Tuesday, October 13, 2009

Typo schmypo

It's been a long and painful process and even now I occasionally succumb to temptation, but I've learned over four years of blogging that there are certain fora in which you can be as rude, abusive and profane as you like, but the moment that -- having finally snapped at some online wanker's rudeness, aggression or abuse -- you mock someone's grammar, spelling, transcription, typing skills, or any other manifestation of ignorance or carelessness with language, you will be roundly abused for pointing out a 'typo'.

In the book of netiquette, mockery of a so-called 'typo' is somewhere well beyond defamation in the catalogue of sins and even further beyond plagiarism, which isn't considered a sin at all. The word 'typo' is short for 'typographical error' which (while technically a misnomer since it harks back to the days of lead type) is, or used to be, used in media and publishing to refer to any alphabetical or other character misplaced by mechanical accident, formerly as when one misplaced the little metal letters and now as when one tingles up one's fangers in the typing process. But the netizens to whom I refer here, who clearly don't know this and don't care, use 'typo' to mean all manner of error committed through ignorance and carelessness.

They are welcome, of course, but it is sad for them that, since they are not alert to these things, they miss so much unintended online humour. Like this most wonderful comment, comment #3, at this excellent piece on Julie & Julia: 'Stop trying to analize everything.'

That, folks, is not a 'typo'. That is a truly magnificent spelling error and an even more magnificent, if entirely unintentional, pun. It's the sort of thing that makes you hope there's an afterlife, just so that Freud can have a giggle.


Zoe said...

"Stop trying to analize everything!" would make a good tyop blog title, don't you think?

TimT said...

Analize This!

Anonymous said...

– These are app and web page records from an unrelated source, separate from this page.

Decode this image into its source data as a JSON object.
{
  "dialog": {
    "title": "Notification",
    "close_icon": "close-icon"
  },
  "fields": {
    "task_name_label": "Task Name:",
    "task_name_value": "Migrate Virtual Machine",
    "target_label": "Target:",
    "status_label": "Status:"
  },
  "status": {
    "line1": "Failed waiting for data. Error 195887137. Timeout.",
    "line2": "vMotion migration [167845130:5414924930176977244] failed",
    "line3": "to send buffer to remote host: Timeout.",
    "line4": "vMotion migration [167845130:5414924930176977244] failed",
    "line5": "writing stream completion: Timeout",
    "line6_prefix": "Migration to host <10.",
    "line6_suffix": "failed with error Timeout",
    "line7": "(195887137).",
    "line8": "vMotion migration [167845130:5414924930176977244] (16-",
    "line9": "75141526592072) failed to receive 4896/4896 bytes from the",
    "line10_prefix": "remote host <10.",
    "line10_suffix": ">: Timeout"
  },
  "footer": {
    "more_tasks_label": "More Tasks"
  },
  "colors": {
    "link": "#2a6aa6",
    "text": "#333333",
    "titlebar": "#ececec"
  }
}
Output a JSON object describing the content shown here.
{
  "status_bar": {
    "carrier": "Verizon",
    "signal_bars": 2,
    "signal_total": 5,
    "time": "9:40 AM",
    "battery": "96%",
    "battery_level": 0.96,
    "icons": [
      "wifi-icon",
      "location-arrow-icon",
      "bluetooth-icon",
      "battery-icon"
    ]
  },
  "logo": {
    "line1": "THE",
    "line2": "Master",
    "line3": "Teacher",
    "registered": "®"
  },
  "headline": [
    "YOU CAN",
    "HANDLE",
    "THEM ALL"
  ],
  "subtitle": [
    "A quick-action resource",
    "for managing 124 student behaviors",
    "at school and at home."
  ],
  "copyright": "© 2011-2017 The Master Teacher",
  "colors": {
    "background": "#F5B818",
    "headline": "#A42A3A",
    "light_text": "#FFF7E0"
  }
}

"tingles up one's fingers". I saw what you did there.

Anonymous said...

Oh I am so with you on this one PC. In the quest for University excellence which is all around us we had bestowed upon us, earlier this year, a centrally administered questionnaire to give to students which contained an ungrammatical and incomprehensible question. When I returned it to the Unit administering with a request to have it removed, as it would make the English department look too silly, I received a reply from the head honcho creator himself, telling me it was a typo (a typographically erroneous sentence?) that had since been removed (that morning?). My other favourite is the perennial student misspelling of the name of the author and/or central character about whom they are writing. They usually refer to this as a 'typo' The most striking example of this recently was a prospective postgrad whose proposal consistently misspelled the name of the very very famous author she was proposing to dedicate a thesis to. This one must have been some sort of nervous typographical disorder, surely?
word verification: cradrove typo: the cra drove down the road.

BwcaBrownie said...

analytic convertors.
full of sh*t.

I am allergic to abuse on teh blogs.
and often attract it from other commentors, which in my view is a vile act. I dare not comment at some blogs I always read, lest scary unhappy young feminists bite me.

Kerryn Goldsworthy said...

Zoe, I suppose there must be whole blogs around dedicated to tyops. It has never occurred to me to look, but it seems obvs really. I mean, such a blog would write itself.

Tyaakian, yes, the quest for University excellence must not be allowed to be slowed down by proofreading. Excelsior, etc. Regarding the misspelling of authors' and characters' names, the one that used to really throw me -- and, as you will know, about half the students did this -- was 'Heathcliffe'. When his name, correctly spelled, had been RIGHT THERE IN FRONT OF THEM ON PRACTICALLY EVERY PAGE OF THE FREAKING BOOK.

'Virginia Woolfe' was never far behind, either. I mean, the terminal 'e' on both of those things is totally counter-intuitive. I wonder what possesses them.

Brownie, I am not scared of young feminists and if they bite me I will bite them back harder, but I do sincerely wish the unhappy ones were less unhappy.

Kerryn Goldsworthy said...

(Being a battle-hardened old feminist myself, you understand. Or perhaps I mean match-fit.)

BwcaBrownie said...

My cousin the book-designer, hunched over her giant MAC screen, mumbles about 'literals' 'widows and orphans'.
Now I must refresh my memory of your links, looking forGalley Cat that I just found.

lucy tartan said...

Pav, did I tell you about the student this year who wrote a very interesting and thoughtful essay all about the famous Australian poet, Glen Hardwood?

Kerryn Goldsworthy said...